→ **Task to complete**
Which lines in the records below contain the word "screenshot"? Copy each of them.

→ **Records shown**
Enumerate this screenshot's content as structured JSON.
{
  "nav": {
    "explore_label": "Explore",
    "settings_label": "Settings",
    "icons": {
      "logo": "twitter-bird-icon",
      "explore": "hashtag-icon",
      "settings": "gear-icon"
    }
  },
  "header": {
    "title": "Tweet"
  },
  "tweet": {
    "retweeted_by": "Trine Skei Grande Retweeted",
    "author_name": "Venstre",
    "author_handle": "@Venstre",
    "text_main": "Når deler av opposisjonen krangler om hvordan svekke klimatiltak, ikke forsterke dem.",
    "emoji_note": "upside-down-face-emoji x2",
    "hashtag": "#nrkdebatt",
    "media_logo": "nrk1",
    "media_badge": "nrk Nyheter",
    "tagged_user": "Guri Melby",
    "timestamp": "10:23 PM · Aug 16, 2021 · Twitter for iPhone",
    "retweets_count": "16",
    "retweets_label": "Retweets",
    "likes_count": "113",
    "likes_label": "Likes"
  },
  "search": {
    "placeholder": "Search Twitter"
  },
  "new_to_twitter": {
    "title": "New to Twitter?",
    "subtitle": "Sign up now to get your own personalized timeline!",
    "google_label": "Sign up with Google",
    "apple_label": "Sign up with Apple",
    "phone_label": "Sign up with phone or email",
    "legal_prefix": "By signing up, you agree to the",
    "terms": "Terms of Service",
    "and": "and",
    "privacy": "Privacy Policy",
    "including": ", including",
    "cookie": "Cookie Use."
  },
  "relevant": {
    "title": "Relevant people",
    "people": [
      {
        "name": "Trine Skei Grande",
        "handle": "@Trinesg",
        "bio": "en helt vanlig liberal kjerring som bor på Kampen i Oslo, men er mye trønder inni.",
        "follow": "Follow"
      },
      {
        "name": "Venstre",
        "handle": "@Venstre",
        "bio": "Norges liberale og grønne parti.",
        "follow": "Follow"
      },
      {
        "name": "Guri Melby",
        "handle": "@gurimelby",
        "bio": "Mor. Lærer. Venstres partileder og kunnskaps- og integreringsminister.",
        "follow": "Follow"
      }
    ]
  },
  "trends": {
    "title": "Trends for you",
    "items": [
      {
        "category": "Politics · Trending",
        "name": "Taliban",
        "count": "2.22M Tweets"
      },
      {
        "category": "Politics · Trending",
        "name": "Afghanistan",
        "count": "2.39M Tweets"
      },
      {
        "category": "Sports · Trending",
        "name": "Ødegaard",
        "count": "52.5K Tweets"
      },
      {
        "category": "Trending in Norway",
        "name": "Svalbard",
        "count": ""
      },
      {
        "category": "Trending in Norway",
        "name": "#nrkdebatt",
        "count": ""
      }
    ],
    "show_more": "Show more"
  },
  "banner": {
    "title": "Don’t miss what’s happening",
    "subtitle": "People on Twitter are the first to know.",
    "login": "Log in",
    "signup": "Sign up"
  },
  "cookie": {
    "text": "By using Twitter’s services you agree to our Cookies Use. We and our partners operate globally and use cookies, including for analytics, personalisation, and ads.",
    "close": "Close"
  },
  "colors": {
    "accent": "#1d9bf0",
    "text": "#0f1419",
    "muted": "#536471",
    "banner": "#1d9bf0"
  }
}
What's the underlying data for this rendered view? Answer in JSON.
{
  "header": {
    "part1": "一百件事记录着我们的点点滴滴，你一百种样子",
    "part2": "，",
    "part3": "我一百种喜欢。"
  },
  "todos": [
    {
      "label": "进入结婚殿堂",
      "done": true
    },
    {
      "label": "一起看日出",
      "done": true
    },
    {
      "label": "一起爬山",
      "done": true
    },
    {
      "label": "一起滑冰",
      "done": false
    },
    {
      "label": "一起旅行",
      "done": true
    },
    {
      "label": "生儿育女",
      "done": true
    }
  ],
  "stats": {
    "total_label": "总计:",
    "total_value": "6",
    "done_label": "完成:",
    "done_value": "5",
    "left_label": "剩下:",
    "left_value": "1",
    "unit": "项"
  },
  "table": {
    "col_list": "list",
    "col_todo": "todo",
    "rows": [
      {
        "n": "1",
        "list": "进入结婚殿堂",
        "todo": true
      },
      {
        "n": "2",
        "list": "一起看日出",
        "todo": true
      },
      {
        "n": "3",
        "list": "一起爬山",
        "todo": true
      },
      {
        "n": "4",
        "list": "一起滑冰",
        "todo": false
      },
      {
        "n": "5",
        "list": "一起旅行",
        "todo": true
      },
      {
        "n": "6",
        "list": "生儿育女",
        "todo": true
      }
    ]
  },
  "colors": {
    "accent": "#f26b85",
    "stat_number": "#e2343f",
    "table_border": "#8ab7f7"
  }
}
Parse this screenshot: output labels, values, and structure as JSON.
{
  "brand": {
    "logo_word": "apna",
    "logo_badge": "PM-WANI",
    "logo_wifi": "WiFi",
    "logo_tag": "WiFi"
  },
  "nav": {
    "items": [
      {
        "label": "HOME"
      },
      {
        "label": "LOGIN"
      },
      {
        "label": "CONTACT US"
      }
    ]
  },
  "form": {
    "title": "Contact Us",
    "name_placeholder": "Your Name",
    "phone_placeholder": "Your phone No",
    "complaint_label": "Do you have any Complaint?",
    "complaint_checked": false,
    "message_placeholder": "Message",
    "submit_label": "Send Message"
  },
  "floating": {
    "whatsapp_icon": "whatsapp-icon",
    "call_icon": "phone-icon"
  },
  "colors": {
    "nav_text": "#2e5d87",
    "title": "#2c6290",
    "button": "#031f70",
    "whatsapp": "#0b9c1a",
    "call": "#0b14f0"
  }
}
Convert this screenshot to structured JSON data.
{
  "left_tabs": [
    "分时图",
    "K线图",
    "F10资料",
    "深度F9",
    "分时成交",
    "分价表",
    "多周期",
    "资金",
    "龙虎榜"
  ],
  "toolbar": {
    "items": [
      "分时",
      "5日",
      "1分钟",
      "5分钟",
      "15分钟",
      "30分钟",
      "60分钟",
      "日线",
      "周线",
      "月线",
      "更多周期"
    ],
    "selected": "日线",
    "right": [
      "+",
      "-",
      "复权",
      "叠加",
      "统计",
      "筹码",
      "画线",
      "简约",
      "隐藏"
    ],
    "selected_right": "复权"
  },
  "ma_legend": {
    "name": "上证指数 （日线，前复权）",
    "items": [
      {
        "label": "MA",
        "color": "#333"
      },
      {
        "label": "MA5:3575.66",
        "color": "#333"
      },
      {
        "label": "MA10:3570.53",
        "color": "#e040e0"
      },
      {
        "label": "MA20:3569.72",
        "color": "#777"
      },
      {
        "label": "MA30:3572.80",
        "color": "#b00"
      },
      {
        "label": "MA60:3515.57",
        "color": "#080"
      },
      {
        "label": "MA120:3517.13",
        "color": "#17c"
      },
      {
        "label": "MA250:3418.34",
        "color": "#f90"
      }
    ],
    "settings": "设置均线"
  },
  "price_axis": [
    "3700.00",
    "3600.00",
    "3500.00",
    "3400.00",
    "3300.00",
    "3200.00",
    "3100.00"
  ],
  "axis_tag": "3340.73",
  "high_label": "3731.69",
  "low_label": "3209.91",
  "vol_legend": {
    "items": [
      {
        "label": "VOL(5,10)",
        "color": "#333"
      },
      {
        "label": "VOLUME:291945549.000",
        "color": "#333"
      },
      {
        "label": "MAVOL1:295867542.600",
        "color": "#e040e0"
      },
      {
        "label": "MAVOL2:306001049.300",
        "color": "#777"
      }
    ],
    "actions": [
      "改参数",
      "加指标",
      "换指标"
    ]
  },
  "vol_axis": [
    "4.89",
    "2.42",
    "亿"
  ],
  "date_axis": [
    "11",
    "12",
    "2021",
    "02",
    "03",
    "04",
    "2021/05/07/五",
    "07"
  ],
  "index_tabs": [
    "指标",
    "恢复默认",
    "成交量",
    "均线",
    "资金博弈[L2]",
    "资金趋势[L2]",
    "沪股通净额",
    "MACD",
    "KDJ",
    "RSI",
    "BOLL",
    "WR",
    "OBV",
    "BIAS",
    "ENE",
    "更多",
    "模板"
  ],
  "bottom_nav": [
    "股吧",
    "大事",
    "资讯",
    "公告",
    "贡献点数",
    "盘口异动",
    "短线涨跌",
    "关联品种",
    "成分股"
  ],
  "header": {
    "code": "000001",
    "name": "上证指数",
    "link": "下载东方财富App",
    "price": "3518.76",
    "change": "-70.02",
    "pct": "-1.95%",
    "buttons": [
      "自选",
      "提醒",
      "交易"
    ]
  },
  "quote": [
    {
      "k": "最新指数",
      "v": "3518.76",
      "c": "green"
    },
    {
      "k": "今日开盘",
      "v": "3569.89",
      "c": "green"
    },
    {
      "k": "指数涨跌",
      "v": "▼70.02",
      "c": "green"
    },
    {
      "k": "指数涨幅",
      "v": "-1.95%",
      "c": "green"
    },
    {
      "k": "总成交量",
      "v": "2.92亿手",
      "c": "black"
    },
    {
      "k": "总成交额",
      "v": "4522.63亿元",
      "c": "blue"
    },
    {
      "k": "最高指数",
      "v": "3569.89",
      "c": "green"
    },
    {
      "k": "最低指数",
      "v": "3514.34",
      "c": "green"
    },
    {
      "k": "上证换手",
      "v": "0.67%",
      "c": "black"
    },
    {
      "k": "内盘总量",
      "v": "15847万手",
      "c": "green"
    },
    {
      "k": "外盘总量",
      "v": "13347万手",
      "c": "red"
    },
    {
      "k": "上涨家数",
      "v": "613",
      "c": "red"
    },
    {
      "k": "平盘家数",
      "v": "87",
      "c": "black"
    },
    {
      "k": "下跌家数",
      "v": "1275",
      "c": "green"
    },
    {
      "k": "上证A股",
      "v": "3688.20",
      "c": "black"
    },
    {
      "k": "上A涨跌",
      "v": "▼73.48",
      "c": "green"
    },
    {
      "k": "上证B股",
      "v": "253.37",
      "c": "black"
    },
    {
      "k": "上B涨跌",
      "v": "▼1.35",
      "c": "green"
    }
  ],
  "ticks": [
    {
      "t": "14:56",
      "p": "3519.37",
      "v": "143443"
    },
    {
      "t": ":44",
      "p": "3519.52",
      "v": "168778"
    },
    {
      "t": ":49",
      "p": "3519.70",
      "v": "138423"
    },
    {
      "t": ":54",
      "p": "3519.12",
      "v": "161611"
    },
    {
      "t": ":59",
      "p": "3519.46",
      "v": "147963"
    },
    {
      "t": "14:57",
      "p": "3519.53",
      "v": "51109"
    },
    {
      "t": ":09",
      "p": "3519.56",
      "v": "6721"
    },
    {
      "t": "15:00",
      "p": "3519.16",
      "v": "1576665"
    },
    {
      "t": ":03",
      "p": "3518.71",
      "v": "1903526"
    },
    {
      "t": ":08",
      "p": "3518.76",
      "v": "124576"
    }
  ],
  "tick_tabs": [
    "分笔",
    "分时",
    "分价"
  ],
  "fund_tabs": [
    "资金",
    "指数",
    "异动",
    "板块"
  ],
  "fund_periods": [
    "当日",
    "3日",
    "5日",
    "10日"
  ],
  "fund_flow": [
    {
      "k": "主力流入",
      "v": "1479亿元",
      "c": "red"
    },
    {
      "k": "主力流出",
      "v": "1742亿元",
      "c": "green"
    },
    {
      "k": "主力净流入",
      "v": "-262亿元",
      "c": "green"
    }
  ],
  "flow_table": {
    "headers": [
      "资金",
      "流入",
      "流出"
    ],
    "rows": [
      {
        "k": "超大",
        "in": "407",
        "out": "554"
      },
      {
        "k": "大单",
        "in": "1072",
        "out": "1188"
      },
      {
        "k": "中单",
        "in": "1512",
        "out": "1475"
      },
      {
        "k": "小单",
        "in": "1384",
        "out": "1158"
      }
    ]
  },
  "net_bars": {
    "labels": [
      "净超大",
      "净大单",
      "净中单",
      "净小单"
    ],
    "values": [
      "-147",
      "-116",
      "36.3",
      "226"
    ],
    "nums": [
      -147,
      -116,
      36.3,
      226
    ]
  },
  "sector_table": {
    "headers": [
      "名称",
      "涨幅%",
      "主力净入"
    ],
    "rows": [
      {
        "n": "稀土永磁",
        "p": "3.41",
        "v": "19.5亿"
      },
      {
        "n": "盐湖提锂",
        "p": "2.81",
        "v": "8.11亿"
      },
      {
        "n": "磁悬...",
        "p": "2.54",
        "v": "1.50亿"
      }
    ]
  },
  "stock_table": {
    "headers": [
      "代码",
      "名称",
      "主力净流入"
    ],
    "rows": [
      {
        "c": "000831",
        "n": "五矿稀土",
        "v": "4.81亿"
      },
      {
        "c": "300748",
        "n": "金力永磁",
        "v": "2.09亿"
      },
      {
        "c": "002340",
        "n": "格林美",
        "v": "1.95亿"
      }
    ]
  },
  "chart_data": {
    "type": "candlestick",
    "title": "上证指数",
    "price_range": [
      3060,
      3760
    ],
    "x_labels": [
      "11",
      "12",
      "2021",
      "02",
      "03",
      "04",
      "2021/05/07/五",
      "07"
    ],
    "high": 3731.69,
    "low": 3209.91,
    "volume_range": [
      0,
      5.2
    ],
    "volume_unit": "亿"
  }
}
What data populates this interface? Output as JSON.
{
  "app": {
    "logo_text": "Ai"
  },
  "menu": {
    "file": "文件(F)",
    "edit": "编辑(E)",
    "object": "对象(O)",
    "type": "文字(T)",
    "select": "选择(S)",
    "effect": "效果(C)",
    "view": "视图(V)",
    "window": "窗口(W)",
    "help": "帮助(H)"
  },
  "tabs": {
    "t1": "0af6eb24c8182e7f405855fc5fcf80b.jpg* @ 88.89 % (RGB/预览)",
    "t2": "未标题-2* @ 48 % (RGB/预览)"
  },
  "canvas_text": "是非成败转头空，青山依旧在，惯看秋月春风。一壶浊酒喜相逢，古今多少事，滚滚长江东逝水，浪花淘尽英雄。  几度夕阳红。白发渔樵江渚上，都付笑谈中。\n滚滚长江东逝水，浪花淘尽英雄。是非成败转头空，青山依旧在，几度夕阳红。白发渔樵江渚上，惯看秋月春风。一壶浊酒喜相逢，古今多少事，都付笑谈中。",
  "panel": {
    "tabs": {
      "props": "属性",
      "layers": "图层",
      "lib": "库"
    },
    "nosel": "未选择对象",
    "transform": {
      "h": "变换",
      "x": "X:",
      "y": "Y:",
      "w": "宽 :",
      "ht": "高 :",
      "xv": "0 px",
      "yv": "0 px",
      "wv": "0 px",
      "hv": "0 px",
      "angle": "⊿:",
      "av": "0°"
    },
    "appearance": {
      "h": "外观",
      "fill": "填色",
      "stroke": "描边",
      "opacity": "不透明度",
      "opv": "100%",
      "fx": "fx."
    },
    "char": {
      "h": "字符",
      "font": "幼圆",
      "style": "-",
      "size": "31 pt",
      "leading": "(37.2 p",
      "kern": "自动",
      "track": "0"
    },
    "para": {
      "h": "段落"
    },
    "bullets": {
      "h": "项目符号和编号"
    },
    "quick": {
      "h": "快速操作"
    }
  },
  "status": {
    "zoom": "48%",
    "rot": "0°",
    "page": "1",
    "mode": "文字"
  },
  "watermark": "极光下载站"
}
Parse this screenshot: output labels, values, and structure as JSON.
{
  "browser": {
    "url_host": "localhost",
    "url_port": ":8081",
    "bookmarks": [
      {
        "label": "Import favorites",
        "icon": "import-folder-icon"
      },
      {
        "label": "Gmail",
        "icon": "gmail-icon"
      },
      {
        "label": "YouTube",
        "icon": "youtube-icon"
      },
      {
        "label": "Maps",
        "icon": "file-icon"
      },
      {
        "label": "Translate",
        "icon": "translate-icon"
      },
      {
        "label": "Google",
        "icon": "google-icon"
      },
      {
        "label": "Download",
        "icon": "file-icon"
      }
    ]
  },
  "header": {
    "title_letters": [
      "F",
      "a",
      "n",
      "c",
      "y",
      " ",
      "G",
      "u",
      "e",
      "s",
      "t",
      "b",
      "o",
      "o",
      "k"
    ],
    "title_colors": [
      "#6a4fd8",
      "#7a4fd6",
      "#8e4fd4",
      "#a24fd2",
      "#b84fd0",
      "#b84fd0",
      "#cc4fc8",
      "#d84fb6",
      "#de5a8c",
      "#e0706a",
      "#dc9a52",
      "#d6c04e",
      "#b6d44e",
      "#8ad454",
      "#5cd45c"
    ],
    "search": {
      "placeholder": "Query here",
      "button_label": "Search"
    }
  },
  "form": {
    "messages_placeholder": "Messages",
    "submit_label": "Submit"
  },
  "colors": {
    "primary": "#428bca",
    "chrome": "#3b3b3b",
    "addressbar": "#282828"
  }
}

→ **Output of the task**
Enumerate this screenshot's content as structured JSON.
Parse this screenshot: output labels, values, and structure as JSON.
Convert this screenshot to structured JSON data.
Parse this screenshot: output labels, values, and structure as JSON.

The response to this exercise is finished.